**RECORDS FOR THIS EXERCISE:**
====
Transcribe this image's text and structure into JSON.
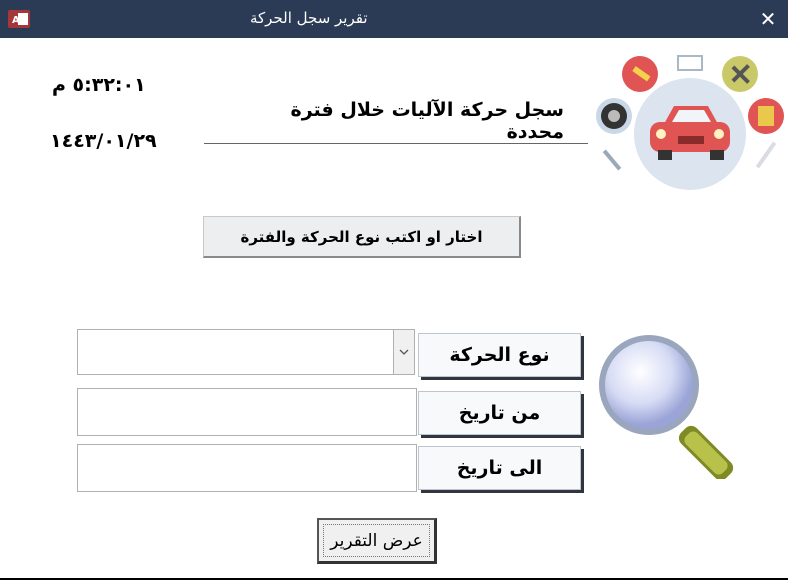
{
  "window": {
    "title": "تقرير سجل الحركة",
    "close_glyph": "✕"
  },
  "header": {
    "time": "٥:٣٢:٠١ م",
    "date": "١٤٤٣/٠١/٢٩",
    "heading": "سجل حركة الآليات خلال فترة محددة"
  },
  "hint_button": {
    "label": "اختار او اكتب نوع الحركة والفترة"
  },
  "form": {
    "movement_type_label": "نوع الحركة",
    "movement_type_value": "",
    "from_date_label": "من تاريخ",
    "from_date_value": "",
    "to_date_label": "الى تاريخ",
    "to_date_value": ""
  },
  "submit": {
    "label": "عرض التقرير"
  },
  "icons": {
    "app": "access-icon",
    "illustration": "car-service-icons",
    "magnifier": "magnifier-icon"
  }
}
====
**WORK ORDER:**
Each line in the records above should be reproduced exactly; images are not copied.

**TASK OUTPUT:**
Transcribe this image's text and structure into JSON.
{
  "window": {
    "title": "تقرير سجل الحركة",
    "close_glyph": "✕"
  },
  "header": {
    "time": "٥:٣٢:٠١ م",
    "date": "١٤٤٣/٠١/٢٩",
    "heading": "سجل حركة الآليات خلال فترة محددة"
  },
  "hint_button": {
    "label": "اختار او اكتب نوع الحركة والفترة"
  },
  "form": {
    "movement_type_label": "نوع الحركة",
    "movement_type_value": "",
    "from_date_label": "من تاريخ",
    "from_date_value": "",
    "to_date_label": "الى تاريخ",
    "to_date_value": ""
  },
  "submit": {
    "label": "عرض التقرير"
  },
  "icons": {
    "app": "access-icon",
    "illustration": "car-service-icons",
    "magnifier": "magnifier-icon"
  }
}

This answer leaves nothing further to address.